## Entries from a dataset of interfaces
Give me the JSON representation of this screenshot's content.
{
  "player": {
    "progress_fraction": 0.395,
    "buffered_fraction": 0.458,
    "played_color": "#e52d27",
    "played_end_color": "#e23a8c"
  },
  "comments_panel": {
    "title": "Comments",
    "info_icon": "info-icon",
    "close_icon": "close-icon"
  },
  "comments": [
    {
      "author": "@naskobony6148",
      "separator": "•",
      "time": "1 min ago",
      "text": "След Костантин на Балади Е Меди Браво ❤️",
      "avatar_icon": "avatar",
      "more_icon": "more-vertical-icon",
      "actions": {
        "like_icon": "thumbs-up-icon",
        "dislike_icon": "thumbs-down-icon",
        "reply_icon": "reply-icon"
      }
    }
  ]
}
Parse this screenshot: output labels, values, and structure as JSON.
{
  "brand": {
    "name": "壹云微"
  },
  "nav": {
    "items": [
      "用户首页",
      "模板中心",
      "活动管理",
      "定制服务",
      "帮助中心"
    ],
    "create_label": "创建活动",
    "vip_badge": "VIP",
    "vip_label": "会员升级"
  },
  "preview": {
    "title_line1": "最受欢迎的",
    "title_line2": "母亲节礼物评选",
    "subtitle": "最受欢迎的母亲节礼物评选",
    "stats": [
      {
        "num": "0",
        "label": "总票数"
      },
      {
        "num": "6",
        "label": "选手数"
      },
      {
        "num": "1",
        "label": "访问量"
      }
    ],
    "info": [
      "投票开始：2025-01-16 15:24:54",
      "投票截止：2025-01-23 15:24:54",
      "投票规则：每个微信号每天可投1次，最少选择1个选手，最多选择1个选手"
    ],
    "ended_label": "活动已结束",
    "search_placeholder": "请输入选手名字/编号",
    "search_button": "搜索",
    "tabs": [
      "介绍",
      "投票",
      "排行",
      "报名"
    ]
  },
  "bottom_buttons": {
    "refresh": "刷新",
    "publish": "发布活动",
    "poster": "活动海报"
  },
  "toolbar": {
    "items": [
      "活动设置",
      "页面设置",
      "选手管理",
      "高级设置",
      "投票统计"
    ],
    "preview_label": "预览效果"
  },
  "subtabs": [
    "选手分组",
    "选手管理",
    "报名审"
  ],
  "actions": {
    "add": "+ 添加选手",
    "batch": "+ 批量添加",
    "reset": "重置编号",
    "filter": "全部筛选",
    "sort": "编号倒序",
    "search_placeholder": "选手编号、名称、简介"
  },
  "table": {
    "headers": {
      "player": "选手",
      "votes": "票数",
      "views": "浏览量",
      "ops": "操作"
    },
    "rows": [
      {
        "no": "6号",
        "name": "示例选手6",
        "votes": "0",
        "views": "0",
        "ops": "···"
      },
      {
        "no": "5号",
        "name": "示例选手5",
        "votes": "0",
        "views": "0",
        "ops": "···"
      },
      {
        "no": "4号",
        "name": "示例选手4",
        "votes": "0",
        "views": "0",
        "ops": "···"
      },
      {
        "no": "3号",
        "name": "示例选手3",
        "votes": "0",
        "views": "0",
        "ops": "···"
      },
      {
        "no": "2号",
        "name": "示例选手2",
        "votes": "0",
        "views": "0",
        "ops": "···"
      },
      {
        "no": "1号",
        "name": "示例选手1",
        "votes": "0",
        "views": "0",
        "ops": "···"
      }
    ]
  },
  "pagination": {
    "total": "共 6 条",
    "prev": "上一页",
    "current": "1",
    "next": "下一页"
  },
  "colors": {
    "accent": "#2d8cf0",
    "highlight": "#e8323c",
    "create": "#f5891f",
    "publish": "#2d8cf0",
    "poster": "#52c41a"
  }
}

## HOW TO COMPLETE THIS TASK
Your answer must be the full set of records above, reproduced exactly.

## WRITTEN ANSWER
Give me the JSON representation of this screenshot's content.
{
  "player": {
    "progress_fraction": 0.395,
    "buffered_fraction": 0.458,
    "played_color": "#e52d27",
    "played_end_color": "#e23a8c"
  },
  "comments_panel": {
    "title": "Comments",
    "info_icon": "info-icon",
    "close_icon": "close-icon"
  },
  "comments": [
    {
      "author": "@naskobony6148",
      "separator": "•",
      "time": "1 min ago",
      "text": "След Костантин на Балади Е Меди Браво ❤️",
      "avatar_icon": "avatar",
      "more_icon": "more-vertical-icon",
      "actions": {
        "like_icon": "thumbs-up-icon",
        "dislike_icon": "thumbs-down-icon",
        "reply_icon": "reply-icon"
      }
    }
  ]
}
Parse this screenshot: output labels, values, and structure as JSON.
{
  "brand": {
    "name": "壹云微"
  },
  "nav": {
    "items": [
      "用户首页",
      "模板中心",
      "活动管理",
      "定制服务",
      "帮助中心"
    ],
    "create_label": "创建活动",
    "vip_badge": "VIP",
    "vip_label": "会员升级"
  },
  "preview": {
    "title_line1": "最受欢迎的",
    "title_line2": "母亲节礼物评选",
    "subtitle": "最受欢迎的母亲节礼物评选",
    "stats": [
      {
        "num": "0",
        "label": "总票数"
      },
      {
        "num": "6",
        "label": "选手数"
      },
      {
        "num": "1",
        "label": "访问量"
      }
    ],
    "info": [
      "投票开始：2025-01-16 15:24:54",
      "投票截止：2025-01-23 15:24:54",
      "投票规则：每个微信号每天可投1次，最少选择1个选手，最多选择1个选手"
    ],
    "ended_label": "活动已结束",
    "search_placeholder": "请输入选手名字/编号",
    "search_button": "搜索",
    "tabs": [
      "介绍",
      "投票",
      "排行",
      "报名"
    ]
  },
  "bottom_buttons": {
    "refresh": "刷新",
    "publish": "发布活动",
    "poster": "活动海报"
  },
  "toolbar": {
    "items": [
      "活动设置",
      "页面设置",
      "选手管理",
      "高级设置",
      "投票统计"
    ],
    "preview_label": "预览效果"
  },
  "subtabs": [
    "选手分组",
    "选手管理",
    "报名审"
  ],
  "actions": {
    "add": "+ 添加选手",
    "batch": "+ 批量添加",
    "reset": "重置编号",
    "filter": "全部筛选",
    "sort": "编号倒序",
    "search_placeholder": "选手编号、名称、简介"
  },
  "table": {
    "headers": {
      "player": "选手",
      "votes": "票数",
      "views": "浏览量",
      "ops": "操作"
    },
    "rows": [
      {
        "no": "6号",
        "name": "示例选手6",
        "votes": "0",
        "views": "0",
        "ops": "···"
      },
      {
        "no": "5号",
        "name": "示例选手5",
        "votes": "0",
        "views": "0",
        "ops": "···"
      },
      {
        "no": "4号",
        "name": "示例选手4",
        "votes": "0",
        "views": "0",
        "ops": "···"
      },
      {
        "no": "3号",
        "name": "示例选手3",
        "votes": "0",
        "views": "0",
        "ops": "···"
      },
      {
        "no": "2号",
        "name": "示例选手2",
        "votes": "0",
        "views": "0",
        "ops": "···"
      },
      {
        "no": "1号",
        "name": "示例选手1",
        "votes": "0",
        "views": "0",
        "ops": "···"
      }
    ]
  },
  "pagination": {
    "total": "共 6 条",
    "prev": "上一页",
    "current": "1",
    "next": "下一页"
  },
  "colors": {
    "accent": "#2d8cf0",
    "highlight": "#e8323c",
    "create": "#f5891f",
    "publish": "#2d8cf0",
    "poster": "#52c41a"
  }
}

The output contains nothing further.